Set down all of the records word for word.
_ _ _ _ _ _ _
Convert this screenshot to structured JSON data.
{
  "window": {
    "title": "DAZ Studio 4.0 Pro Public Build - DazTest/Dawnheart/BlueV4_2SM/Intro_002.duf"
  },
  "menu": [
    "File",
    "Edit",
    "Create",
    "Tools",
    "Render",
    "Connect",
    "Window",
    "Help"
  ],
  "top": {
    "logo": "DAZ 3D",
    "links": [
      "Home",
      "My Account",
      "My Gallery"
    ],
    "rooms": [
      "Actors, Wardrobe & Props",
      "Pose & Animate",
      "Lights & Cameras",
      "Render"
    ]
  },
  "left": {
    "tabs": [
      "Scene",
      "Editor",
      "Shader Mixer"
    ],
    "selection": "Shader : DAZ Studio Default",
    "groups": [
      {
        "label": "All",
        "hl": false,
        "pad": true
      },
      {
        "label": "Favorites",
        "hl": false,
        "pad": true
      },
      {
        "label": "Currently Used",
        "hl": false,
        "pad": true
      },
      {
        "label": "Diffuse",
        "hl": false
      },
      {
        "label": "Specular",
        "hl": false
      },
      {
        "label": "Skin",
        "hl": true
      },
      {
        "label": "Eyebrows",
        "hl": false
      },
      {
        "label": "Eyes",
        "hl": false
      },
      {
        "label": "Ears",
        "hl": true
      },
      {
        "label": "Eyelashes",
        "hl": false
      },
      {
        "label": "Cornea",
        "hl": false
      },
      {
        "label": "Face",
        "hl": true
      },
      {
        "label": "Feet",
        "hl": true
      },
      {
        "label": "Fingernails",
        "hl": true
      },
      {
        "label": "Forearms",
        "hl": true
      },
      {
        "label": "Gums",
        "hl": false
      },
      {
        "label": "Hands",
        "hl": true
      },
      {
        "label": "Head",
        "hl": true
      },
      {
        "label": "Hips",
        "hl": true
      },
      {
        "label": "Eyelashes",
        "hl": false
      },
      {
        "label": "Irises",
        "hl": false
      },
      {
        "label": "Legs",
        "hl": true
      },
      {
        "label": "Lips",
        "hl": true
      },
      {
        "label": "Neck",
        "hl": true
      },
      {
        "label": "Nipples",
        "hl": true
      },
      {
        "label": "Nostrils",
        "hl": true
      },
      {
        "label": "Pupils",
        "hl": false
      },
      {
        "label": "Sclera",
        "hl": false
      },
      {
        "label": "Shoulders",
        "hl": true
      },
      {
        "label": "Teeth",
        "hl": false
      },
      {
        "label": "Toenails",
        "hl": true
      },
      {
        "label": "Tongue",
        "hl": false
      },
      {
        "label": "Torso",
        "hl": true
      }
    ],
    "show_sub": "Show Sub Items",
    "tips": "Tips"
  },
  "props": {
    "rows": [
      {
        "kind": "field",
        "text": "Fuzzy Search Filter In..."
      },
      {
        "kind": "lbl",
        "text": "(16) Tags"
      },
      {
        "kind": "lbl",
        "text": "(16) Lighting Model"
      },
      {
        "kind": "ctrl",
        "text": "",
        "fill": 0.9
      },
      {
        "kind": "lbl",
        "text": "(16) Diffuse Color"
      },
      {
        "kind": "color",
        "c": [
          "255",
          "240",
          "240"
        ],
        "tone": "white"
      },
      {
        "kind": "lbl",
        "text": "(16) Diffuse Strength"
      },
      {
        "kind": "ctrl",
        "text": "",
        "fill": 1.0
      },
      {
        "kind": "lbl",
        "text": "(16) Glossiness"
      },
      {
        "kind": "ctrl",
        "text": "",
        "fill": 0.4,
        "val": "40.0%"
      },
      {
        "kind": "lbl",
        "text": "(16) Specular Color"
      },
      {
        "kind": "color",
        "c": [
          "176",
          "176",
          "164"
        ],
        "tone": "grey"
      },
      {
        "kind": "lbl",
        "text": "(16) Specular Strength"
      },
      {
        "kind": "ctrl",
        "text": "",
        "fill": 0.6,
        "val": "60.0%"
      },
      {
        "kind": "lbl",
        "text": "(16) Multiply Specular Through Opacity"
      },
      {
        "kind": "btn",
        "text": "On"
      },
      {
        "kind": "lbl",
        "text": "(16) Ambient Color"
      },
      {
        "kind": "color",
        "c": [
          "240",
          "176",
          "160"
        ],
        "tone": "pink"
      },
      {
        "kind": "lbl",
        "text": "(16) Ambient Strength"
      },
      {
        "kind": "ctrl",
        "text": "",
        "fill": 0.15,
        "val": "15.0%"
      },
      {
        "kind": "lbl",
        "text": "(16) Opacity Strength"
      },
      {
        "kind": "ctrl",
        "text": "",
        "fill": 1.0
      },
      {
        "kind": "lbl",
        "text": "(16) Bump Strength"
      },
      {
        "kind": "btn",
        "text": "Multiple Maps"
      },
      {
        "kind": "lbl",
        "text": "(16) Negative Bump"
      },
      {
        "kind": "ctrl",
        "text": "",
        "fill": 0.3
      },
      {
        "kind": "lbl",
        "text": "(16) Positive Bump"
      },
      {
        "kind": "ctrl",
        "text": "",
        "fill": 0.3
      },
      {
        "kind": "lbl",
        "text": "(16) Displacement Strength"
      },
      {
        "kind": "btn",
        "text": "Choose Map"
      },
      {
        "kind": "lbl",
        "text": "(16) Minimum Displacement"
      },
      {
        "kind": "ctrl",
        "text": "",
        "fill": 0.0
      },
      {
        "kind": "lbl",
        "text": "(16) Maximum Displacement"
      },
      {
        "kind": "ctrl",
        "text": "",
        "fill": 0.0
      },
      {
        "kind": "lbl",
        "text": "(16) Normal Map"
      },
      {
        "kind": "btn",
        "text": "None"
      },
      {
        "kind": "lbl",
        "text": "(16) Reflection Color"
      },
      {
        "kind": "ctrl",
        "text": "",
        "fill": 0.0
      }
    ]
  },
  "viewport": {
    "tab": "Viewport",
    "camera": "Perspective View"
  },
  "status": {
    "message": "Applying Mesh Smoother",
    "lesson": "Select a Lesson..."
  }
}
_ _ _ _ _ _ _
Answer below:
Convert this screenshot to structured JSON data.
{
  "window": {
    "title": "DAZ Studio 4.0 Pro Public Build - DazTest/Dawnheart/BlueV4_2SM/Intro_002.duf"
  },
  "menu": [
    "File",
    "Edit",
    "Create",
    "Tools",
    "Render",
    "Connect",
    "Window",
    "Help"
  ],
  "top": {
    "logo": "DAZ 3D",
    "links": [
      "Home",
      "My Account",
      "My Gallery"
    ],
    "rooms": [
      "Actors, Wardrobe & Props",
      "Pose & Animate",
      "Lights & Cameras",
      "Render"
    ]
  },
  "left": {
    "tabs": [
      "Scene",
      "Editor",
      "Shader Mixer"
    ],
    "selection": "Shader : DAZ Studio Default",
    "groups": [
      {
        "label": "All",
        "hl": false,
        "pad": true
      },
      {
        "label": "Favorites",
        "hl": false,
        "pad": true
      },
      {
        "label": "Currently Used",
        "hl": false,
        "pad": true
      },
      {
        "label": "Diffuse",
        "hl": false
      },
      {
        "label": "Specular",
        "hl": false
      },
      {
        "label": "Skin",
        "hl": true
      },
      {
        "label": "Eyebrows",
        "hl": false
      },
      {
        "label": "Eyes",
        "hl": false
      },
      {
        "label": "Ears",
        "hl": true
      },
      {
        "label": "Eyelashes",
        "hl": false
      },
      {
        "label": "Cornea",
        "hl": false
      },
      {
        "label": "Face",
        "hl": true
      },
      {
        "label": "Feet",
        "hl": true
      },
      {
        "label": "Fingernails",
        "hl": true
      },
      {
        "label": "Forearms",
        "hl": true
      },
      {
        "label": "Gums",
        "hl": false
      },
      {
        "label": "Hands",
        "hl": true
      },
      {
        "label": "Head",
        "hl": true
      },
      {
        "label": "Hips",
        "hl": true
      },
      {
        "label": "Eyelashes",
        "hl": false
      },
      {
        "label": "Irises",
        "hl": false
      },
      {
        "label": "Legs",
        "hl": true
      },
      {
        "label": "Lips",
        "hl": true
      },
      {
        "label": "Neck",
        "hl": true
      },
      {
        "label": "Nipples",
        "hl": true
      },
      {
        "label": "Nostrils",
        "hl": true
      },
      {
        "label": "Pupils",
        "hl": false
      },
      {
        "label": "Sclera",
        "hl": false
      },
      {
        "label": "Shoulders",
        "hl": true
      },
      {
        "label": "Teeth",
        "hl": false
      },
      {
        "label": "Toenails",
        "hl": true
      },
      {
        "label": "Tongue",
        "hl": false
      },
      {
        "label": "Torso",
        "hl": true
      }
    ],
    "show_sub": "Show Sub Items",
    "tips": "Tips"
  },
  "props": {
    "rows": [
      {
        "kind": "field",
        "text": "Fuzzy Search Filter In..."
      },
      {
        "kind": "lbl",
        "text": "(16) Tags"
      },
      {
        "kind": "lbl",
        "text": "(16) Lighting Model"
      },
      {
        "kind": "ctrl",
        "text": "",
        "fill": 0.9
      },
      {
        "kind": "lbl",
        "text": "(16) Diffuse Color"
      },
      {
        "kind": "color",
        "c": [
          "255",
          "240",
          "240"
        ],
        "tone": "white"
      },
      {
        "kind": "lbl",
        "text": "(16) Diffuse Strength"
      },
      {
        "kind": "ctrl",
        "text": "",
        "fill": 1.0
      },
      {
        "kind": "lbl",
        "text": "(16) Glossiness"
      },
      {
        "kind": "ctrl",
        "text": "",
        "fill": 0.4,
        "val": "40.0%"
      },
      {
        "kind": "lbl",
        "text": "(16) Specular Color"
      },
      {
        "kind": "color",
        "c": [
          "176",
          "176",
          "164"
        ],
        "tone": "grey"
      },
      {
        "kind": "lbl",
        "text": "(16) Specular Strength"
      },
      {
        "kind": "ctrl",
        "text": "",
        "fill": 0.6,
        "val": "60.0%"
      },
      {
        "kind": "lbl",
        "text": "(16) Multiply Specular Through Opacity"
      },
      {
        "kind": "btn",
        "text": "On"
      },
      {
        "kind": "lbl",
        "text": "(16) Ambient Color"
      },
      {
        "kind": "color",
        "c": [
          "240",
          "176",
          "160"
        ],
        "tone": "pink"
      },
      {
        "kind": "lbl",
        "text": "(16) Ambient Strength"
      },
      {
        "kind": "ctrl",
        "text": "",
        "fill": 0.15,
        "val": "15.0%"
      },
      {
        "kind": "lbl",
        "text": "(16) Opacity Strength"
      },
      {
        "kind": "ctrl",
        "text": "",
        "fill": 1.0
      },
      {
        "kind": "lbl",
        "text": "(16) Bump Strength"
      },
      {
        "kind": "btn",
        "text": "Multiple Maps"
      },
      {
        "kind": "lbl",
        "text": "(16) Negative Bump"
      },
      {
        "kind": "ctrl",
        "text": "",
        "fill": 0.3
      },
      {
        "kind": "lbl",
        "text": "(16) Positive Bump"
      },
      {
        "kind": "ctrl",
        "text": "",
        "fill": 0.3
      },
      {
        "kind": "lbl",
        "text": "(16) Displacement Strength"
      },
      {
        "kind": "btn",
        "text": "Choose Map"
      },
      {
        "kind": "lbl",
        "text": "(16) Minimum Displacement"
      },
      {
        "kind": "ctrl",
        "text": "",
        "fill": 0.0
      },
      {
        "kind": "lbl",
        "text": "(16) Maximum Displacement"
      },
      {
        "kind": "ctrl",
        "text": "",
        "fill": 0.0
      },
      {
        "kind": "lbl",
        "text": "(16) Normal Map"
      },
      {
        "kind": "btn",
        "text": "None"
      },
      {
        "kind": "lbl",
        "text": "(16) Reflection Color"
      },
      {
        "kind": "ctrl",
        "text": "",
        "fill": 0.0
      }
    ]
  },
  "viewport": {
    "tab": "Viewport",
    "camera": "Perspective View"
  },
  "status": {
    "message": "Applying Mesh Smoother",
    "lesson": "Select a Lesson..."
  }
}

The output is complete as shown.